In Dealer Computer Servs. v. Michael Motor Co., 2012 WL 3317809 (5th Cir. Aug. 14, 2012), one party (DCS) received a unanimous and favorable arbitration award.  The other party moved to vacate that award, arguing there was “evident partiality” by the arbitrator selected by DCS.  (The parties had agreed to each select one neutral member of the arbitral panel, with those selected members choosing the third.)  The district court agreed, finding that the arbitrator’s previous service on a panel considering similar contract language and involving the same damages expert created an impression of bias sufficient to vacate the award.

The Fifth Circuit reversed the district court’s decision to vacate the award.  Instead of taking on the substantive issue of whether the arbitrator showed partiality within the meaning of Section 10 of the FAA, however, it ruled that the appellant had waived its complaint by failing to raise its objection before the issuance of the arbitration award.  Upon selection, the “biased” arbitrator had immediately disclosed that she previously served on a panel that heard a dispute involving DCS (but not that DCS won, or that the contractual arguments were the same, or that the damages expert would be the same).  Where the district court had found the arbitrator’s disclosure was not sufficient to put the appellant on notice of the potential partiality, the Fifth Circuit said it was “sufficient to put [appellant] on notice” of any potential bias or conflict, and triggered the appellant’s “reasonable duty to investigate information of potential partiality.”  Because the appellant did not investigate further, and did not raise any issue during the arbitration, the Fifth Circuit held it waived any right to complain about bias based on the arbitrator’s prior experience with the parties. 

(Note that the result of the case probably would have been the same if the Fifth Circuit had considered the merits.  The facts are remarkably similar to a February Second Circuit case, which reversed a district court’s decision to vacate award for “evident partiality.”  The Second Circuit found that arbitrating a case with the same party, even if it involves similar issues and witnesses, is not enough to create evident partiality.)

To me, the interesting question here is: what is an arbitrating party to do if they receive a disclosure indicating the arbitrator had previous experience with the parties, attorneys or witnesses?  If the party asks follow-up questions of the arbitrator, it risks ticking off one of the three panel members that may decide its dispute.  Plus, the arbitrator may refuse (on the basis of confidentiality) to provide the type of information that would truly allow you to determine bias (for example, who won the previous case, which party appointed the arbitrator, or the identities of all parties and witnesses).  Without more information, how could a diligent party even carry out its “reasonable duty to investigate”?  Even a private investigator (and yes, I have hired one) would be hard pressed to find out what cases an arbitrator has handled, who the parties were, what the primary issues were, and who won/lost. 
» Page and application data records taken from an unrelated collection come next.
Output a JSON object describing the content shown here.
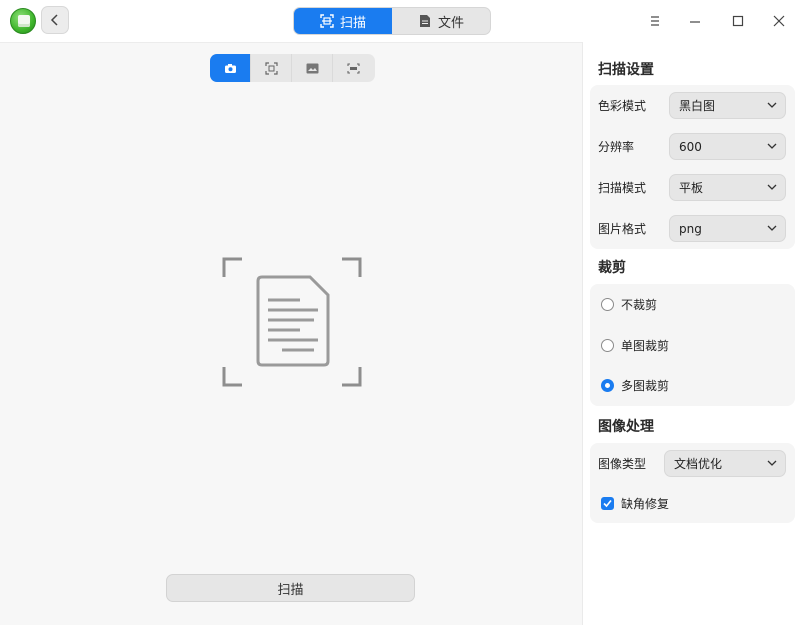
{
  "header": {
    "tabs": [
      {
        "label": "扫描",
        "icon": "scan-icon",
        "active": true
      },
      {
        "label": "文件",
        "icon": "file-icon",
        "active": false
      }
    ],
    "window_controls": [
      "menu-icon",
      "minimize-icon",
      "maximize-icon",
      "close-icon"
    ]
  },
  "main": {
    "modes": [
      "camera-icon",
      "qr-scan-icon",
      "image-icon",
      "barcode-icon"
    ],
    "scan_button": "扫描"
  },
  "panel": {
    "scan_settings": {
      "title": "扫描设置",
      "rows": [
        {
          "label": "色彩模式",
          "value": "黑白图"
        },
        {
          "label": "分辨率",
          "value": "600"
        },
        {
          "label": "扫描模式",
          "value": "平板"
        },
        {
          "label": "图片格式",
          "value": "png"
        }
      ]
    },
    "crop": {
      "title": "裁剪",
      "options": [
        {
          "label": "不裁剪",
          "checked": false
        },
        {
          "label": "单图裁剪",
          "checked": false
        },
        {
          "label": "多图裁剪",
          "checked": true
        }
      ]
    },
    "image_processing": {
      "title": "图像处理",
      "type_label": "图像类型",
      "type_value": "文档优化",
      "repair_label": "缺角修复",
      "repair_checked": true
    }
  },
  "colors": {
    "accent": "#1a7cf0"
  }
}
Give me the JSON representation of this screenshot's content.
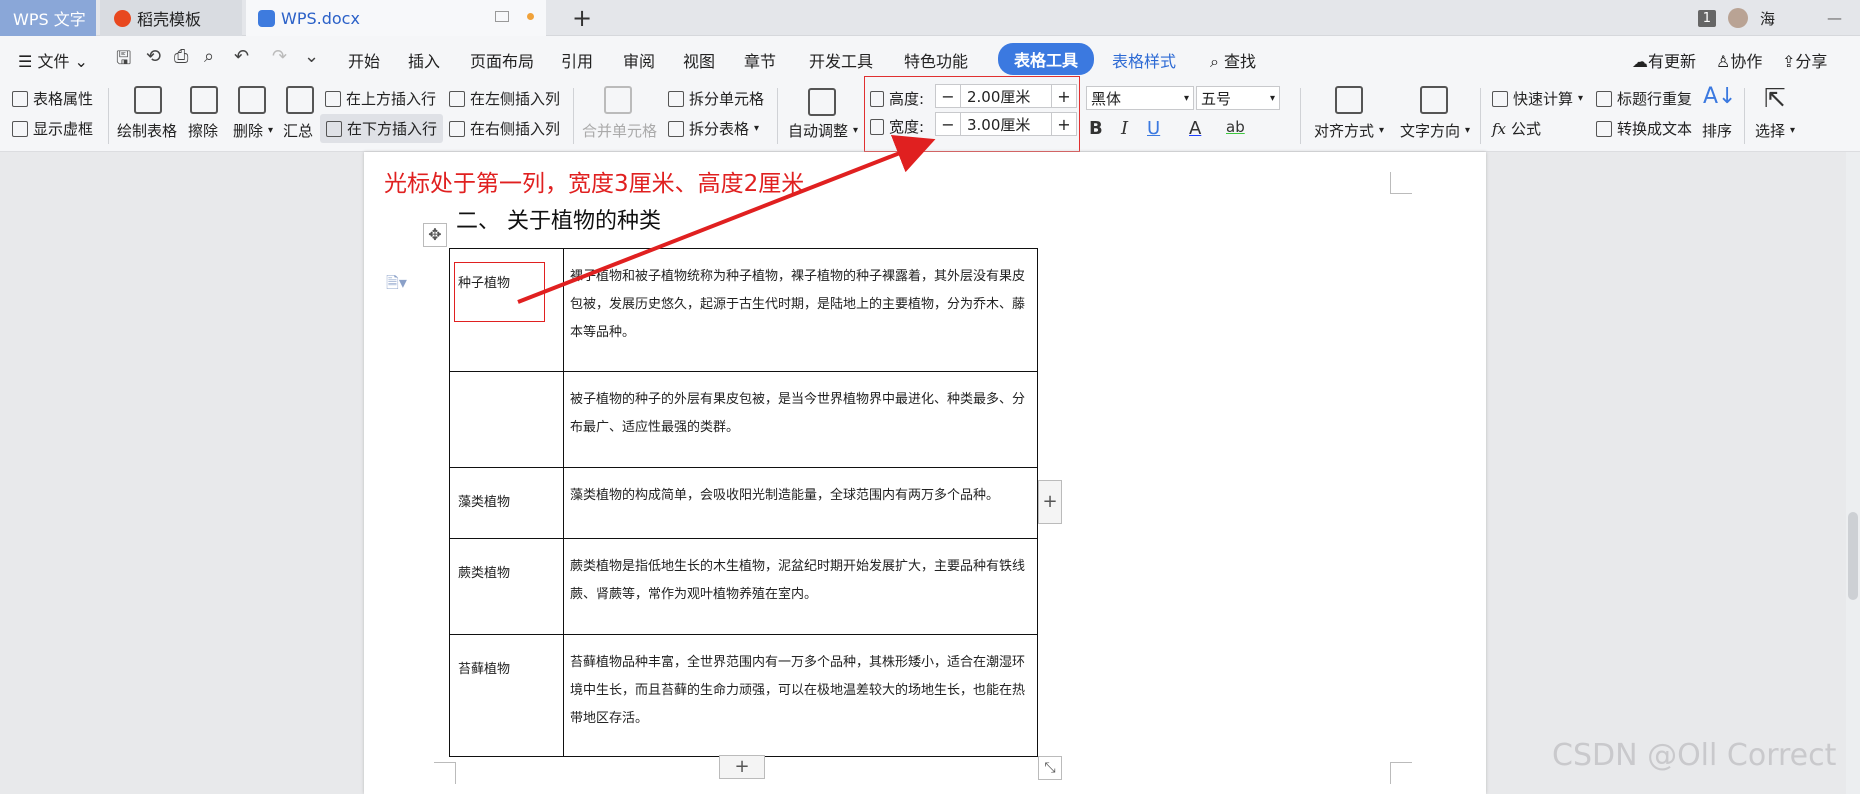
{
  "titlebar": {
    "app_tab": "WPS 文字",
    "template_tab": "稻壳模板",
    "doc_tab": "WPS.docx",
    "new_tab": "+",
    "window_count": "1",
    "user": "海",
    "minimize": "—"
  },
  "menubar": {
    "file": "文件",
    "tabs": [
      "开始",
      "插入",
      "页面布局",
      "引用",
      "审阅",
      "视图",
      "章节",
      "开发工具",
      "特色功能",
      "表格工具",
      "表格样式"
    ],
    "search": "查找",
    "update": "有更新",
    "collab": "协作",
    "share": "分享"
  },
  "ribbon": {
    "table_props": "表格属性",
    "show_gridlines": "显示虚框",
    "draw_table": "绘制表格",
    "erase": "擦除",
    "delete": "删除",
    "summary": "汇总",
    "insert_above": "在上方插入行",
    "insert_below": "在下方插入行",
    "insert_left": "在左侧插入列",
    "insert_right": "在右侧插入列",
    "merge_cells": "合并单元格",
    "split_cells": "拆分单元格",
    "split_table": "拆分表格",
    "auto_fit": "自动调整",
    "height_label": "高度:",
    "height_value": "2.00厘米",
    "width_label": "宽度:",
    "width_value": "3.00厘米",
    "font_name": "黑体",
    "font_size": "五号",
    "align": "对齐方式",
    "text_dir": "文字方向",
    "quick_calc": "快速计算",
    "formula": "公式",
    "repeat_header": "标题行重复",
    "to_text": "转换成文本",
    "sort": "排序",
    "select": "选择"
  },
  "document": {
    "annotation": "光标处于第一列，宽度3厘米、高度2厘米",
    "heading": "二、 关于植物的种类",
    "rows": [
      {
        "name": "种子植物",
        "desc": "裸子植物和被子植物统称为种子植物，裸子植物的种子裸露着，其外层没有果皮包被，发展历史悠久，起源于古生代时期，是陆地上的主要植物，分为乔木、藤本等品种。"
      },
      {
        "name": "",
        "desc": "被子植物的种子的外层有果皮包被，是当今世界植物界中最进化、种类最多、分布最广、适应性最强的类群。"
      },
      {
        "name": "藻类植物",
        "desc": "藻类植物的构成简单，会吸收阳光制造能量，全球范围内有两万多个品种。"
      },
      {
        "name": "蕨类植物",
        "desc": "蕨类植物是指低地生长的木生植物，泥盆纪时期开始发展扩大，主要品种有铁线蕨、肾蕨等，常作为观叶植物养殖在室内。"
      },
      {
        "name": "苔藓植物",
        "desc": "苔藓植物品种丰富，全世界范围内有一万多个品种，其株形矮小，适合在潮湿环境中生长，而且苔藓的生命力顽强，可以在极地温差较大的场地生长，也能在热带地区存活。"
      }
    ]
  },
  "watermark": "CSDN @Oll Correct",
  "colors": {
    "accent": "#3b79e0",
    "annotation_red": "#e02020"
  }
}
Given how hard it is to acquire perfect information about the arbitrator’s potential partiality, maybe the best way to preserve a right to vacate on this basis is to: ask at least one round of follow-up questions (to satisfy the duty to investigate) and then qualify your acceptance of the arbitrator’s service with a statement like “we do not oppose the arbitrator’s service, based on the information reasonably available to us at this time.”  The risk is that it is not clear whether even that is sufficient to preserve appeal rights under a decision like this one in Dealer Computer Services.

This Catch 22 for parties in arbitration was recognized by the district court decision in Dealer Computer Services, and it can only be resolved by having arbitration rules be more clear about the information an arbitrator must disclose or by case law clarifying that parties in arbitration can only waive information they could reasonably have discovered.